(EXERCISE OBJECTIVE)
Here you must reproduce each line of the data exactly.

(MATERIAL FOR THE TASK)

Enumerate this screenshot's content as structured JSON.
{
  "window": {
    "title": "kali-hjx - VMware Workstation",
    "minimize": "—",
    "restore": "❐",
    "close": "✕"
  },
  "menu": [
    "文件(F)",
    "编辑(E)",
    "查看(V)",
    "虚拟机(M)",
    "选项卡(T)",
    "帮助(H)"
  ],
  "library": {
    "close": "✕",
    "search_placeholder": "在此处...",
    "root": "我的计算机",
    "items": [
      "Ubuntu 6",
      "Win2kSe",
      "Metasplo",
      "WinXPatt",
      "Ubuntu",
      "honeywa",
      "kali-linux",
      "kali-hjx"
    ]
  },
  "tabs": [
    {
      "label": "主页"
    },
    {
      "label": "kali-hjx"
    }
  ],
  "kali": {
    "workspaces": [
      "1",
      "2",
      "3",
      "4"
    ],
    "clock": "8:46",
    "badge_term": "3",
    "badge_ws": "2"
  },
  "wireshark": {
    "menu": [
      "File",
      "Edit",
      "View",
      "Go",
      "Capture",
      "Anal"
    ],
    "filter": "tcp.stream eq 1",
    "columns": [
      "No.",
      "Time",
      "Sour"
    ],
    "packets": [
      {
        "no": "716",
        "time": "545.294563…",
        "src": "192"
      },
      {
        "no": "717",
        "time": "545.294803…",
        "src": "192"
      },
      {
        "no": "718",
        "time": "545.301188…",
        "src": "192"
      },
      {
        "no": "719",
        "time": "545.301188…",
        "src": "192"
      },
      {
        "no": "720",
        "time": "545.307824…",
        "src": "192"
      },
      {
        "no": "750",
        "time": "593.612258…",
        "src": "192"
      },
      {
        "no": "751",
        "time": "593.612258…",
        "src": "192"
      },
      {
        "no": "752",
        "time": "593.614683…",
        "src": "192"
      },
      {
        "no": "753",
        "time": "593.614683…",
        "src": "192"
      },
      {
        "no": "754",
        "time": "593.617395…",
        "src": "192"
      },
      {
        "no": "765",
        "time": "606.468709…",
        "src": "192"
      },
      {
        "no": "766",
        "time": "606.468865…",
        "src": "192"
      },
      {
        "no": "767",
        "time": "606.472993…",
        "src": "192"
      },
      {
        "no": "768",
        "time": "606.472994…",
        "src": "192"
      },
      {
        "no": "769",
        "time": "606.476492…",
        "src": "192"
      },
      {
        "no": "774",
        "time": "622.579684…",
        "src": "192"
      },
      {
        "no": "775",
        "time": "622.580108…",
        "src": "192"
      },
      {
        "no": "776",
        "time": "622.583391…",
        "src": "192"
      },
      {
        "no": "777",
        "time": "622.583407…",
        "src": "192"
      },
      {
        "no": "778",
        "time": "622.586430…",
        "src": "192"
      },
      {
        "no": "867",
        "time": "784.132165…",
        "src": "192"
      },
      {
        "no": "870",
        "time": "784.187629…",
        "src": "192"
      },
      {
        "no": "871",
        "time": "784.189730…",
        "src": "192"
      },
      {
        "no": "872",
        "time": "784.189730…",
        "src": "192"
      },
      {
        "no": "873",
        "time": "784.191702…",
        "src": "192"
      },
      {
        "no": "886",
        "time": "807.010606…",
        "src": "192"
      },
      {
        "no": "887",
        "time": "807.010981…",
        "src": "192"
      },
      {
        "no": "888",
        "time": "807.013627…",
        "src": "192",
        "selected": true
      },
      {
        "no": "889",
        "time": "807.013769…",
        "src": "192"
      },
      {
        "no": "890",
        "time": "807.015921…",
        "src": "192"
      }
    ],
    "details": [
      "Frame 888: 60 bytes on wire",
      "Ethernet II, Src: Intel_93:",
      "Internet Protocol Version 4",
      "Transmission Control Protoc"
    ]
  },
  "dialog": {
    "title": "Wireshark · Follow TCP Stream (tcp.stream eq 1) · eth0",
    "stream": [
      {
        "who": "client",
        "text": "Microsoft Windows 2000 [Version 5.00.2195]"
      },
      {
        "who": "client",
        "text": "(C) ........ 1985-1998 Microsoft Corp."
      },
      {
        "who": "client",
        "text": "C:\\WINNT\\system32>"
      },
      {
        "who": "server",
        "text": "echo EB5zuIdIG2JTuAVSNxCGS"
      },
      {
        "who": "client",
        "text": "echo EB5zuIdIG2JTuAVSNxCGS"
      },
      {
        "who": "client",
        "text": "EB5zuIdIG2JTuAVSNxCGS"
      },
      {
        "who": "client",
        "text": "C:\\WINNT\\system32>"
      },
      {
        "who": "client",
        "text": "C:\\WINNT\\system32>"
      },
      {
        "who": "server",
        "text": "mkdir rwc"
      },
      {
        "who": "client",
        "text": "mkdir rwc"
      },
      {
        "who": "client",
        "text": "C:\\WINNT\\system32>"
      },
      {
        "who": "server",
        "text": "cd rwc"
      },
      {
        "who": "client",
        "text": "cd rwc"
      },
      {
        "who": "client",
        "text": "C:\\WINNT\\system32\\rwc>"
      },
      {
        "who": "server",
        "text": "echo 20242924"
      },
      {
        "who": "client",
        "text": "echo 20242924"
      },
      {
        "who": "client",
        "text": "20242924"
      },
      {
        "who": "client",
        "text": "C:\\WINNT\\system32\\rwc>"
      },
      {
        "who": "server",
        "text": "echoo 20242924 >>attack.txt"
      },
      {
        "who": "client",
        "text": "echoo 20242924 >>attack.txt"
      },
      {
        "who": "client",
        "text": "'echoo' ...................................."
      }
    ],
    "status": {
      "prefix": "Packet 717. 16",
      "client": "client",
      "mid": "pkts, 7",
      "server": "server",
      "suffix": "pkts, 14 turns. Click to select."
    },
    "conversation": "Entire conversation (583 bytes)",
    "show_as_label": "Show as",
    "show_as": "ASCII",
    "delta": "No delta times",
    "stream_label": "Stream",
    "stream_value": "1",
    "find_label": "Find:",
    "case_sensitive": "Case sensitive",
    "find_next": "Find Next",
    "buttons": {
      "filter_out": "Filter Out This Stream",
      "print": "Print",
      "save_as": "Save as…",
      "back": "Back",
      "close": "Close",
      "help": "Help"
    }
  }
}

(YOUR SOLUTION)
Enumerate this screenshot's content as structured JSON.
{
  "window": {
    "title": "kali-hjx - VMware Workstation",
    "minimize": "—",
    "restore": "❐",
    "close": "✕"
  },
  "menu": [
    "文件(F)",
    "编辑(E)",
    "查看(V)",
    "虚拟机(M)",
    "选项卡(T)",
    "帮助(H)"
  ],
  "library": {
    "close": "✕",
    "search_placeholder": "在此处...",
    "root": "我的计算机",
    "items": [
      "Ubuntu 6",
      "Win2kSe",
      "Metasplo",
      "WinXPatt",
      "Ubuntu",
      "honeywa",
      "kali-linux",
      "kali-hjx"
    ]
  },
  "tabs": [
    {
      "label": "主页"
    },
    {
      "label": "kali-hjx"
    }
  ],
  "kali": {
    "workspaces": [
      "1",
      "2",
      "3",
      "4"
    ],
    "clock": "8:46",
    "badge_term": "3",
    "badge_ws": "2"
  },
  "wireshark": {
    "menu": [
      "File",
      "Edit",
      "View",
      "Go",
      "Capture",
      "Anal"
    ],
    "filter": "tcp.stream eq 1",
    "columns": [
      "No.",
      "Time",
      "Sour"
    ],
    "packets": [
      {
        "no": "716",
        "time": "545.294563…",
        "src": "192"
      },
      {
        "no": "717",
        "time": "545.294803…",
        "src": "192"
      },
      {
        "no": "718",
        "time": "545.301188…",
        "src": "192"
      },
      {
        "no": "719",
        "time": "545.301188…",
        "src": "192"
      },
      {
        "no": "720",
        "time": "545.307824…",
        "src": "192"
      },
      {
        "no": "750",
        "time": "593.612258…",
        "src": "192"
      },
      {
        "no": "751",
        "time": "593.612258…",
        "src": "192"
      },
      {
        "no": "752",
        "time": "593.614683…",
        "src": "192"
      },
      {
        "no": "753",
        "time": "593.614683…",
        "src": "192"
      },
      {
        "no": "754",
        "time": "593.617395…",
        "src": "192"
      },
      {
        "no": "765",
        "time": "606.468709…",
        "src": "192"
      },
      {
        "no": "766",
        "time": "606.468865…",
        "src": "192"
      },
      {
        "no": "767",
        "time": "606.472993…",
        "src": "192"
      },
      {
        "no": "768",
        "time": "606.472994…",
        "src": "192"
      },
      {
        "no": "769",
        "time": "606.476492…",
        "src": "192"
      },
      {
        "no": "774",
        "time": "622.579684…",
        "src": "192"
      },
      {
        "no": "775",
        "time": "622.580108…",
        "src": "192"
      },
      {
        "no": "776",
        "time": "622.583391…",
        "src": "192"
      },
      {
        "no": "777",
        "time": "622.583407…",
        "src": "192"
      },
      {
        "no": "778",
        "time": "622.586430…",
        "src": "192"
      },
      {
        "no": "867",
        "time": "784.132165…",
        "src": "192"
      },
      {
        "no": "870",
        "time": "784.187629…",
        "src": "192"
      },
      {
        "no": "871",
        "time": "784.189730…",
        "src": "192"
      },
      {
        "no": "872",
        "time": "784.189730…",
        "src": "192"
      },
      {
        "no": "873",
        "time": "784.191702…",
        "src": "192"
      },
      {
        "no": "886",
        "time": "807.010606…",
        "src": "192"
      },
      {
        "no": "887",
        "time": "807.010981…",
        "src": "192"
      },
      {
        "no": "888",
        "time": "807.013627…",
        "src": "192",
        "selected": true
      },
      {
        "no": "889",
        "time": "807.013769…",
        "src": "192"
      },
      {
        "no": "890",
        "time": "807.015921…",
        "src": "192"
      }
    ],
    "details": [
      "Frame 888: 60 bytes on wire",
      "Ethernet II, Src: Intel_93:",
      "Internet Protocol Version 4",
      "Transmission Control Protoc"
    ]
  },
  "dialog": {
    "title": "Wireshark · Follow TCP Stream (tcp.stream eq 1) · eth0",
    "stream": [
      {
        "who": "client",
        "text": "Microsoft Windows 2000 [Version 5.00.2195]"
      },
      {
        "who": "client",
        "text": "(C) ........ 1985-1998 Microsoft Corp."
      },
      {
        "who": "client",
        "text": "C:\\WINNT\\system32>"
      },
      {
        "who": "server",
        "text": "echo EB5zuIdIG2JTuAVSNxCGS"
      },
      {
        "who": "client",
        "text": "echo EB5zuIdIG2JTuAVSNxCGS"
      },
      {
        "who": "client",
        "text": "EB5zuIdIG2JTuAVSNxCGS"
      },
      {
        "who": "client",
        "text": "C:\\WINNT\\system32>"
      },
      {
        "who": "client",
        "text": "C:\\WINNT\\system32>"
      },
      {
        "who": "server",
        "text": "mkdir rwc"
      },
      {
        "who": "client",
        "text": "mkdir rwc"
      },
      {
        "who": "client",
        "text": "C:\\WINNT\\system32>"
      },
      {
        "who": "server",
        "text": "cd rwc"
      },
      {
        "who": "client",
        "text": "cd rwc"
      },
      {
        "who": "client",
        "text": "C:\\WINNT\\system32\\rwc>"
      },
      {
        "who": "server",
        "text": "echo 20242924"
      },
      {
        "who": "client",
        "text": "echo 20242924"
      },
      {
        "who": "client",
        "text": "20242924"
      },
      {
        "who": "client",
        "text": "C:\\WINNT\\system32\\rwc>"
      },
      {
        "who": "server",
        "text": "echoo 20242924 >>attack.txt"
      },
      {
        "who": "client",
        "text": "echoo 20242924 >>attack.txt"
      },
      {
        "who": "client",
        "text": "'echoo' ...................................."
      }
    ],
    "status": {
      "prefix": "Packet 717. 16",
      "client": "client",
      "mid": "pkts, 7",
      "server": "server",
      "suffix": "pkts, 14 turns. Click to select."
    },
    "conversation": "Entire conversation (583 bytes)",
    "show_as_label": "Show as",
    "show_as": "ASCII",
    "delta": "No delta times",
    "stream_label": "Stream",
    "stream_value": "1",
    "find_label": "Find:",
    "case_sensitive": "Case sensitive",
    "find_next": "Find Next",
    "buttons": {
      "filter_out": "Filter Out This Stream",
      "print": "Print",
      "save_as": "Save as…",
      "back": "Back",
      "close": "Close",
      "help": "Help"
    }
  }
}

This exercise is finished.